On Tuesday, registered voters in Hancock County, as well as those throughout West Virginia, will head to the polls in the May primary.
At this point, the race for the GOP presidential candidate is all but wrapped up with only Mitt Romney continuing to maintain a high profile on the election trail.
But this primary is more than about which candidate earns the delegate votes that West Virginia has available.
This election is about what people you would have representing your state at the national level; it's about what people you would have governing your state; it's about what people you would have leading your county; and it's about what people you would have in charge of your schools.
Most all races Tuesday will determine what two candidates vie for the position come the general election in November.
For U.S. Senator, incumbent Joe Manchin and Sheirl Fletcher, democrats, face off in order to compete with republican John Raese.
In the race for governor, incumbent Earl Ray Tomblin faces opposition from Arnie Moltis on the democratic ticket, while republicans Bill Maloney and Ralph William Clark square off.

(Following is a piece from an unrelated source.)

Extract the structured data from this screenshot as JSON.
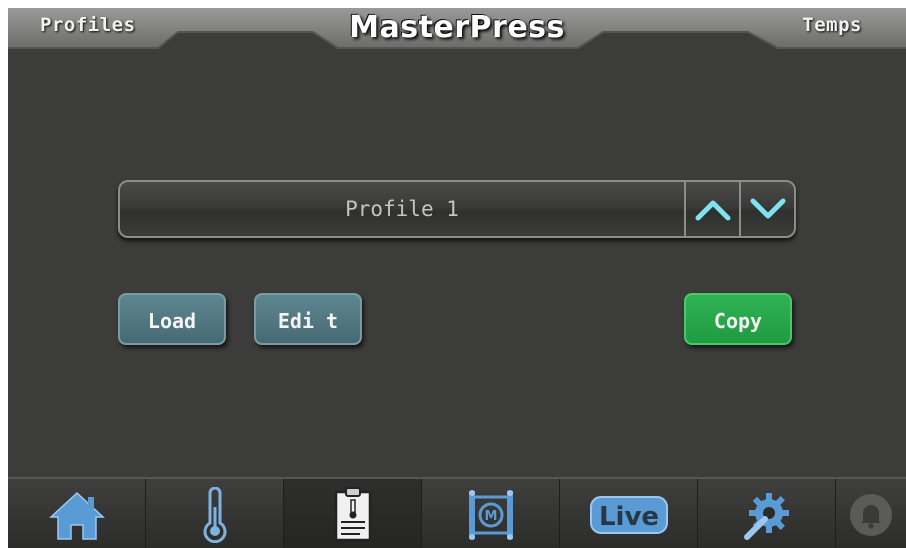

In the House of Delegates race, voters select two from each party on Tuesday and then four candidates will vie for the two Delegate positions in the fall. For the democrats, incumbents Randy Swartzmiller and Ronnie Jones are matched against Marilyn Boyd, while the GOP has Justin Bull and Carl Thompson on the ballot.
Hancock County will have a new sheriff in November and on Tuesday voters will decide what two men will compete for that position - Ken Thorn, Ralph Fletcher and Ted Dragisich are on the democratic ballot, while Creston Kennedy, Ralph Haggerty and George Village compete in the republican race.
And for county magistrate, which three will be elected in November, voters must dwindle the list of candidates on the democratic ticket from four to three. Running are incumbents Scott Hicks, Mike Powell and Betty Baurer with a challenge from Curt Parkins. On the republican ballot, current sheriff Mike White is running unopposed.
The only race Tuesday where all votes are final is for the Hancock County Board of Education. There are three candidates for two open board seats with incumbents Jerry Durante and Patsy Brancazio challenged by Michelle Chappell.
And finally, voters will have a levy before them as the Hancock County Animal Shelter on Gas Valley Road is seeking a four-year renewal that would provide it $100,000 yearly.
We urge all registered voters to head to the polls Tuesday. It's important.